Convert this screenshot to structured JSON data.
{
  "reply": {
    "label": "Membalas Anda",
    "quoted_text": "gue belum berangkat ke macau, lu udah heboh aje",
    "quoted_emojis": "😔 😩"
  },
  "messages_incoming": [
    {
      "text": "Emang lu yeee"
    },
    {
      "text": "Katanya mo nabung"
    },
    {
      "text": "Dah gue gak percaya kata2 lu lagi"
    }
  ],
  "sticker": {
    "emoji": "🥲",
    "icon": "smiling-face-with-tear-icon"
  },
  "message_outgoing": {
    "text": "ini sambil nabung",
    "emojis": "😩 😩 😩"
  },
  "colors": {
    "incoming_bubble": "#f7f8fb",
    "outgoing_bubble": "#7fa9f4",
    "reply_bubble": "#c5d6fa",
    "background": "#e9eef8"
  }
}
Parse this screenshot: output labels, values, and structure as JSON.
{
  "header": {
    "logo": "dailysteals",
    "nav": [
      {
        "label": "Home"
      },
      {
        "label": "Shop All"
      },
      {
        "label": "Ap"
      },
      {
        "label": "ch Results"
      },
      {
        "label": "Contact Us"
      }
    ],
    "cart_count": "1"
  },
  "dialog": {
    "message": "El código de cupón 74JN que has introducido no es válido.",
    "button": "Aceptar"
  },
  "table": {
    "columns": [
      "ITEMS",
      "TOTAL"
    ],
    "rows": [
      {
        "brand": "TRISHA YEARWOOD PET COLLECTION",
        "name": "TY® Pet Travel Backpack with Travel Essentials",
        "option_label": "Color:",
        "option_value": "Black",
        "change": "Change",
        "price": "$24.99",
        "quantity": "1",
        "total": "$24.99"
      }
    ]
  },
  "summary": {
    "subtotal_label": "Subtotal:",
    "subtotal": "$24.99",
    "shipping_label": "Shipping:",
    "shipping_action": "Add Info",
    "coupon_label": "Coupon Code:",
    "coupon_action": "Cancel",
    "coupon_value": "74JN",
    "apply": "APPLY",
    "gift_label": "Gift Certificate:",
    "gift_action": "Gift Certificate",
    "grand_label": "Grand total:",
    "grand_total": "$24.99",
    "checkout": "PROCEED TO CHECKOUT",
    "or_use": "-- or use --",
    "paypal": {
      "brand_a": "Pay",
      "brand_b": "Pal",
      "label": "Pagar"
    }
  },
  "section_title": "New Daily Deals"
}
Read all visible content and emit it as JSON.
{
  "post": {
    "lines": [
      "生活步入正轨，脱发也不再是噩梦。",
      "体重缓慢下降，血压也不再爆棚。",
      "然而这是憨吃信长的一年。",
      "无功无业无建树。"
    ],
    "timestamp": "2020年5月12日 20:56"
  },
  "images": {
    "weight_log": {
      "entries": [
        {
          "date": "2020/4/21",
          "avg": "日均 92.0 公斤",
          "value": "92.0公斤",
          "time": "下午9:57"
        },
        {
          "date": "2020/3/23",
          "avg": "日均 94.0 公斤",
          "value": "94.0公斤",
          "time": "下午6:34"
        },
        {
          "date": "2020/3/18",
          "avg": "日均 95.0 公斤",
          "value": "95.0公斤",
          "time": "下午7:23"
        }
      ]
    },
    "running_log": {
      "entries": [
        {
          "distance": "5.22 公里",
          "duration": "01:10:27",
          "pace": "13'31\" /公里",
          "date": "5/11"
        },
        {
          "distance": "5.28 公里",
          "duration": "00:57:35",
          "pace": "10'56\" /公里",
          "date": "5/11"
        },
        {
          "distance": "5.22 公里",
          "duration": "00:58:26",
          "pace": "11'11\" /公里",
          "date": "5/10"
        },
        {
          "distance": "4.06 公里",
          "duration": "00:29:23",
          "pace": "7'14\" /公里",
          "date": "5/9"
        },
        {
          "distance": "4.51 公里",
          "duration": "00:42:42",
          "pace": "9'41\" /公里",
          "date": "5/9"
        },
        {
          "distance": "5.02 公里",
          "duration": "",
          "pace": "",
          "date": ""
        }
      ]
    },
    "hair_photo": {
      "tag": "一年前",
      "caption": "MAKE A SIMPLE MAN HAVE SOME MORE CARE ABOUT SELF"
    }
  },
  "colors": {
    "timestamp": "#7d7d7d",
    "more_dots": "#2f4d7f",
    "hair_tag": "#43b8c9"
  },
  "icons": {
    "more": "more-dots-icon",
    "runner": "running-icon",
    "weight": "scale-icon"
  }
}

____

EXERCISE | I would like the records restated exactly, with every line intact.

REPLY |
Convert this screenshot to structured JSON data.
{
  "reply": {
    "label": "Membalas Anda",
    "quoted_text": "gue belum berangkat ke macau, lu udah heboh aje",
    "quoted_emojis": "😔 😩"
  },
  "messages_incoming": [
    {
      "text": "Emang lu yeee"
    },
    {
      "text": "Katanya mo nabung"
    },
    {
      "text": "Dah gue gak percaya kata2 lu lagi"
    }
  ],
  "sticker": {
    "emoji": "🥲",
    "icon": "smiling-face-with-tear-icon"
  },
  "message_outgoing": {
    "text": "ini sambil nabung",
    "emojis": "😩 😩 😩"
  },
  "colors": {
    "incoming_bubble": "#f7f8fb",
    "outgoing_bubble": "#7fa9f4",
    "reply_bubble": "#c5d6fa",
    "background": "#e9eef8"
  }
}
Parse this screenshot: output labels, values, and structure as JSON.
{
  "header": {
    "logo": "dailysteals",
    "nav": [
      {
        "label": "Home"
      },
      {
        "label": "Shop All"
      },
      {
        "label": "Ap"
      },
      {
        "label": "ch Results"
      },
      {
        "label": "Contact Us"
      }
    ],
    "cart_count": "1"
  },
  "dialog": {
    "message": "El código de cupón 74JN que has introducido no es válido.",
    "button": "Aceptar"
  },
  "table": {
    "columns": [
      "ITEMS",
      "TOTAL"
    ],
    "rows": [
      {
        "brand": "TRISHA YEARWOOD PET COLLECTION",
        "name": "TY® Pet Travel Backpack with Travel Essentials",
        "option_label": "Color:",
        "option_value": "Black",
        "change": "Change",
        "price": "$24.99",
        "quantity": "1",
        "total": "$24.99"
      }
    ]
  },
  "summary": {
    "subtotal_label": "Subtotal:",
    "subtotal": "$24.99",
    "shipping_label": "Shipping:",
    "shipping_action": "Add Info",
    "coupon_label": "Coupon Code:",
    "coupon_action": "Cancel",
    "coupon_value": "74JN",
    "apply": "APPLY",
    "gift_label": "Gift Certificate:",
    "gift_action": "Gift Certificate",
    "grand_label": "Grand total:",
    "grand_total": "$24.99",
    "checkout": "PROCEED TO CHECKOUT",
    "or_use": "-- or use --",
    "paypal": {
      "brand_a": "Pay",
      "brand_b": "Pal",
      "label": "Pagar"
    }
  },
  "section_title": "New Daily Deals"
}
Read all visible content and emit it as JSON.
{
  "post": {
    "lines": [
      "生活步入正轨，脱发也不再是噩梦。",
      "体重缓慢下降，血压也不再爆棚。",
      "然而这是憨吃信长的一年。",
      "无功无业无建树。"
    ],
    "timestamp": "2020年5月12日 20:56"
  },
  "images": {
    "weight_log": {
      "entries": [
        {
          "date": "2020/4/21",
          "avg": "日均 92.0 公斤",
          "value": "92.0公斤",
          "time": "下午9:57"
        },
        {
          "date": "2020/3/23",
          "avg": "日均 94.0 公斤",
          "value": "94.0公斤",
          "time": "下午6:34"
        },
        {
          "date": "2020/3/18",
          "avg": "日均 95.0 公斤",
          "value": "95.0公斤",
          "time": "下午7:23"
        }
      ]
    },
    "running_log": {
      "entries": [
        {
          "distance": "5.22 公里",
          "duration": "01:10:27",
          "pace": "13'31\" /公里",
          "date": "5/11"
        },
        {
          "distance": "5.28 公里",
          "duration": "00:57:35",
          "pace": "10'56\" /公里",
          "date": "5/11"
        },
        {
          "distance": "5.22 公里",
          "duration": "00:58:26",
          "pace": "11'11\" /公里",
          "date": "5/10"
        },
        {
          "distance": "4.06 公里",
          "duration": "00:29:23",
          "pace": "7'14\" /公里",
          "date": "5/9"
        },
        {
          "distance": "4.51 公里",
          "duration": "00:42:42",
          "pace": "9'41\" /公里",
          "date": "5/9"
        },
        {
          "distance": "5.02 公里",
          "duration": "",
          "pace": "",
          "date": ""
        }
      ]
    },
    "hair_photo": {
      "tag": "一年前",
      "caption": "MAKE A SIMPLE MAN HAVE SOME MORE CARE ABOUT SELF"
    }
  },
  "colors": {
    "timestamp": "#7d7d7d",
    "more_dots": "#2f4d7f",
    "hair_tag": "#43b8c9"
  },
  "icons": {
    "more": "more-dots-icon",
    "runner": "running-icon",
    "weight": "scale-icon"
  }
}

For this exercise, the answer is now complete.